Content starts
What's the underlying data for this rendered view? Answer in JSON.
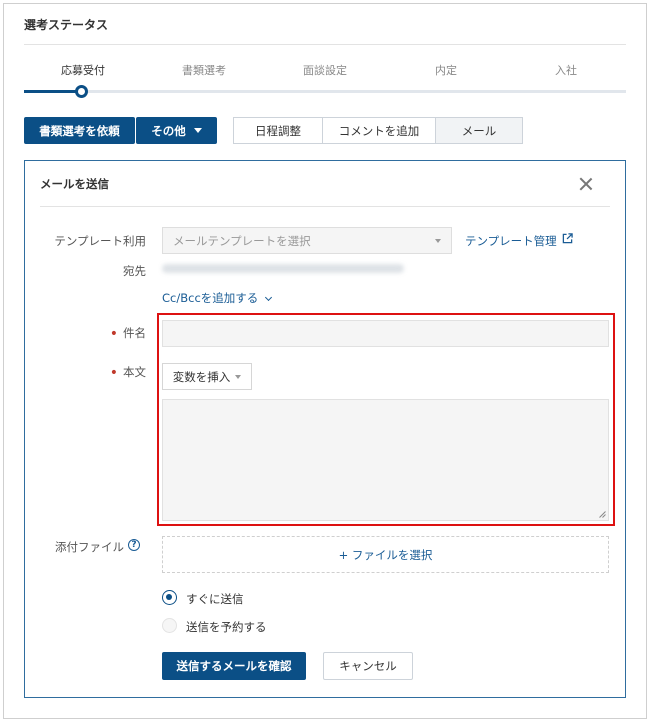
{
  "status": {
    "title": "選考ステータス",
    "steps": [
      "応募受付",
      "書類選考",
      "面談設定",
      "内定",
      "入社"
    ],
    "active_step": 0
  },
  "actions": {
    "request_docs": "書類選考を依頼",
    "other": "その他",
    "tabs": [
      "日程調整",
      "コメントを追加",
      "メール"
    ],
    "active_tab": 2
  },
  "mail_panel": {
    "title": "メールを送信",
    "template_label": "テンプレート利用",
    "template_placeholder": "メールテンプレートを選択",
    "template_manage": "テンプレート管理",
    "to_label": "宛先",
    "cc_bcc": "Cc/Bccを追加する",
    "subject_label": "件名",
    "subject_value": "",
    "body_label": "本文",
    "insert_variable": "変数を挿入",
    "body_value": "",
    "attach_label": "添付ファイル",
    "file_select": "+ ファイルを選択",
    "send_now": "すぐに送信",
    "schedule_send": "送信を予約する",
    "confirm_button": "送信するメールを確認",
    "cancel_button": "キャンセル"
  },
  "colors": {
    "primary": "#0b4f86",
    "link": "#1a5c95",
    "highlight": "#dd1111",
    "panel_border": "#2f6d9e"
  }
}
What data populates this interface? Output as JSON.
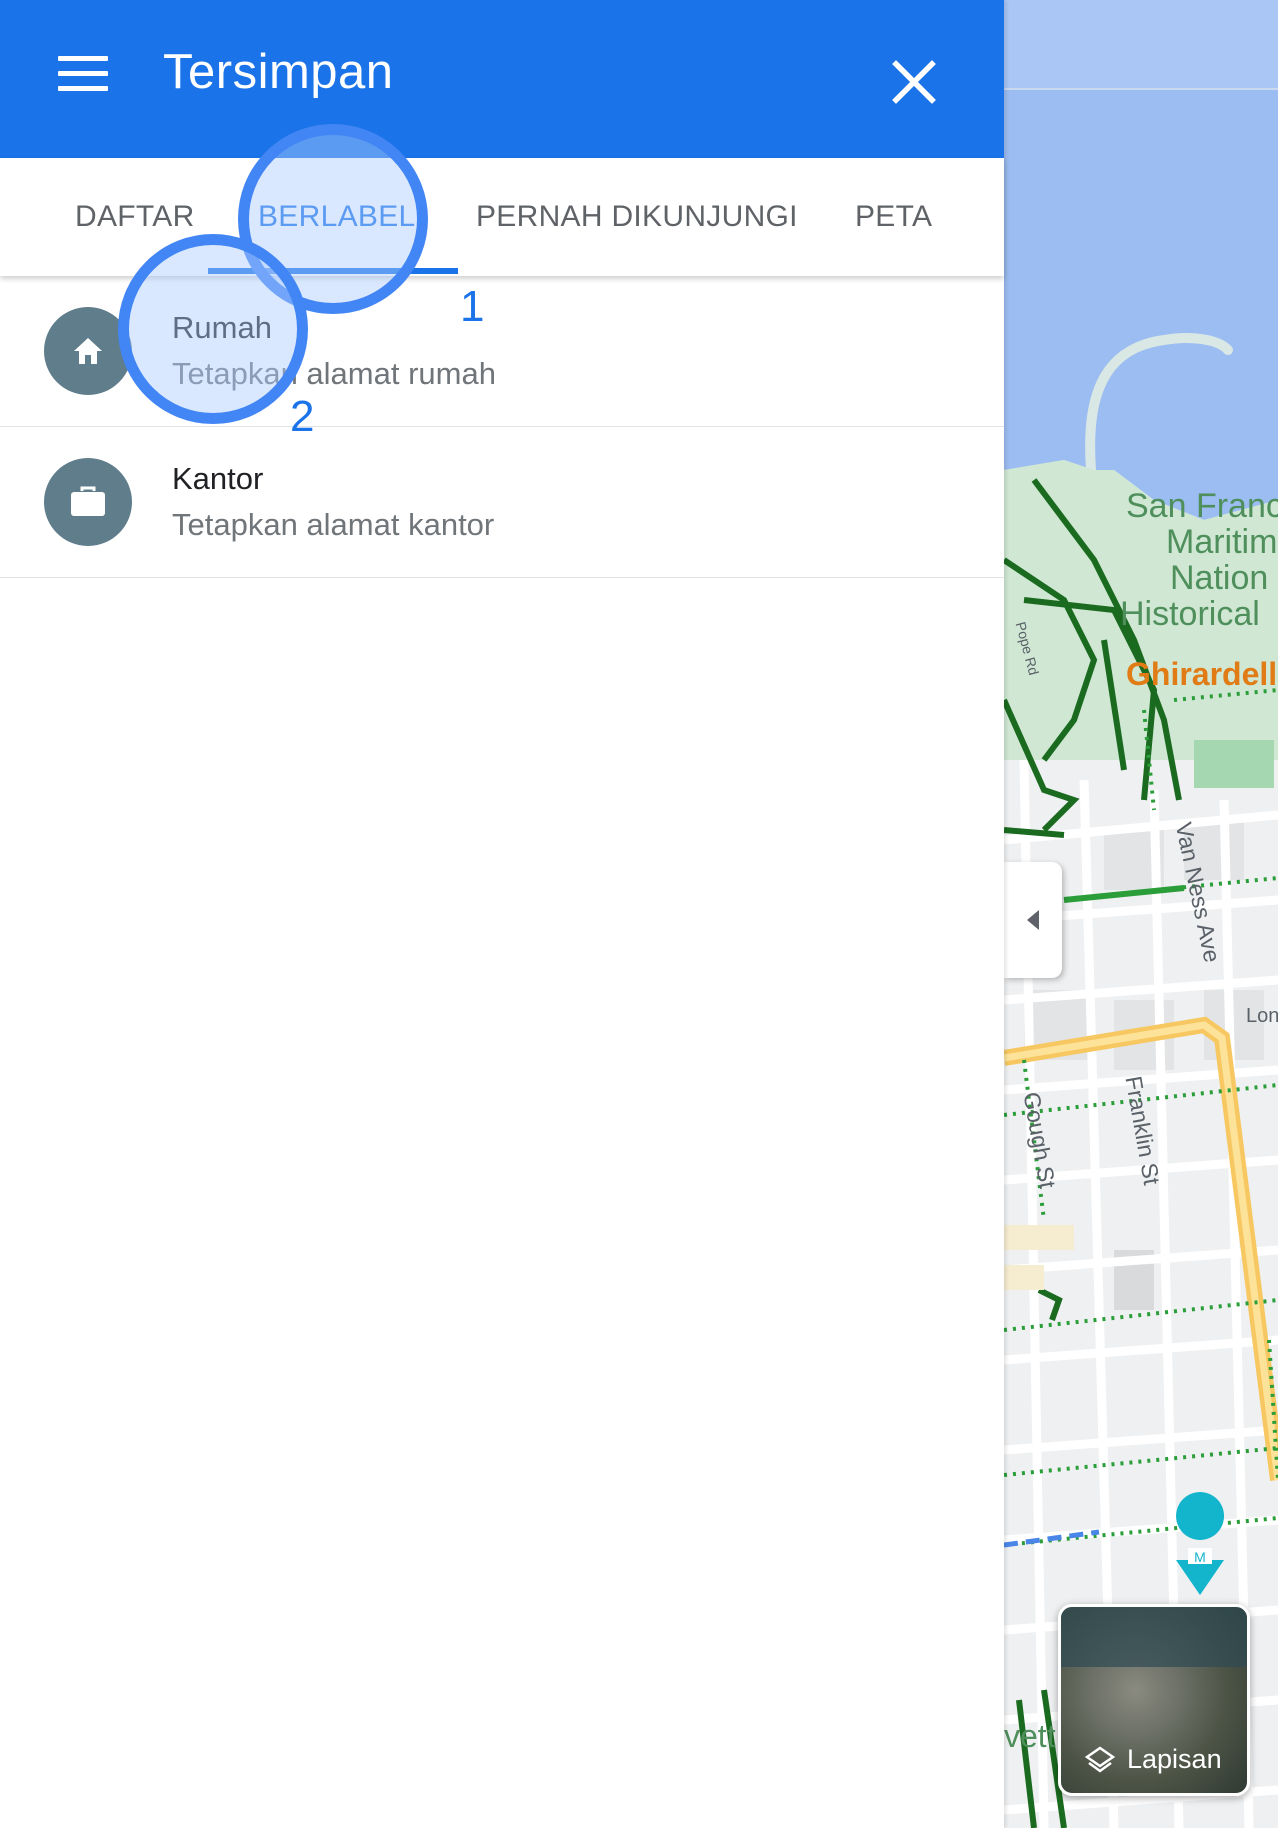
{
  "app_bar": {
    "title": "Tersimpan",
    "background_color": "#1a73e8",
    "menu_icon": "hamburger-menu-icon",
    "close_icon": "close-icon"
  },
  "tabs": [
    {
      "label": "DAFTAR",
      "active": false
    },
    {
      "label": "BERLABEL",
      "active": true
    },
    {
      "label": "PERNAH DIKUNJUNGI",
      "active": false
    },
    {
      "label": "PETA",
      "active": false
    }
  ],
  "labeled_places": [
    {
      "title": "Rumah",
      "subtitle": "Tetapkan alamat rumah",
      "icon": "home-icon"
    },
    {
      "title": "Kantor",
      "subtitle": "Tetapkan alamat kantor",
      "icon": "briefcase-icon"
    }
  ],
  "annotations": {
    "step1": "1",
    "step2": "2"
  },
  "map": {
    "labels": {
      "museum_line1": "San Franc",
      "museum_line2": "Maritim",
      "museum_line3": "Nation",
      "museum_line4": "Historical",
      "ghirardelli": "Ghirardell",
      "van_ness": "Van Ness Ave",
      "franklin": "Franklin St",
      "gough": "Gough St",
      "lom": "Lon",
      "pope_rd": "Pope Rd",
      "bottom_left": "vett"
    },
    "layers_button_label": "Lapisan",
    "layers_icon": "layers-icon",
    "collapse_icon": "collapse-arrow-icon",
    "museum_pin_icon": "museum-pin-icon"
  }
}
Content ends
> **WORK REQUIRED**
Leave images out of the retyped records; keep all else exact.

> **REPLY TO THE TASK**
What's the underlying data for this rendered view? Answer in JSON.
{
  "status": {
    "title": "選考ステータス",
    "steps": [
      "応募受付",
      "書類選考",
      "面談設定",
      "内定",
      "入社"
    ],
    "active_step": 0
  },
  "actions": {
    "request_docs": "書類選考を依頼",
    "other": "その他",
    "tabs": [
      "日程調整",
      "コメントを追加",
      "メール"
    ],
    "active_tab": 2
  },
  "mail_panel": {
    "title": "メールを送信",
    "template_label": "テンプレート利用",
    "template_placeholder": "メールテンプレートを選択",
    "template_manage": "テンプレート管理",
    "to_label": "宛先",
    "cc_bcc": "Cc/Bccを追加する",
    "subject_label": "件名",
    "subject_value": "",
    "body_label": "本文",
    "insert_variable": "変数を挿入",
    "body_value": "",
    "attach_label": "添付ファイル",
    "file_select": "+ ファイルを選択",
    "send_now": "すぐに送信",
    "schedule_send": "送信を予約する",
    "confirm_button": "送信するメールを確認",
    "cancel_button": "キャンセル"
  },
  "colors": {
    "primary": "#0b4f86",
    "link": "#1a5c95",
    "highlight": "#dd1111",
    "panel_border": "#2f6d9e"
  }
}
What data populates this interface? Output as JSON.
{
  "app_bar": {
    "title": "Tersimpan",
    "background_color": "#1a73e8",
    "menu_icon": "hamburger-menu-icon",
    "close_icon": "close-icon"
  },
  "tabs": [
    {
      "label": "DAFTAR",
      "active": false
    },
    {
      "label": "BERLABEL",
      "active": true
    },
    {
      "label": "PERNAH DIKUNJUNGI",
      "active": false
    },
    {
      "label": "PETA",
      "active": false
    }
  ],
  "labeled_places": [
    {
      "title": "Rumah",
      "subtitle": "Tetapkan alamat rumah",
      "icon": "home-icon"
    },
    {
      "title": "Kantor",
      "subtitle": "Tetapkan alamat kantor",
      "icon": "briefcase-icon"
    }
  ],
  "annotations": {
    "step1": "1",
    "step2": "2"
  },
  "map": {
    "labels": {
      "museum_line1": "San Franc",
      "museum_line2": "Maritim",
      "museum_line3": "Nation",
      "museum_line4": "Historical",
      "ghirardelli": "Ghirardell",
      "van_ness": "Van Ness Ave",
      "franklin": "Franklin St",
      "gough": "Gough St",
      "lom": "Lon",
      "pope_rd": "Pope Rd",
      "bottom_left": "vett"
    },
    "layers_button_label": "Lapisan",
    "layers_icon": "layers-icon",
    "collapse_icon": "collapse-arrow-icon",
    "museum_pin_icon": "museum-pin-icon"
  }
}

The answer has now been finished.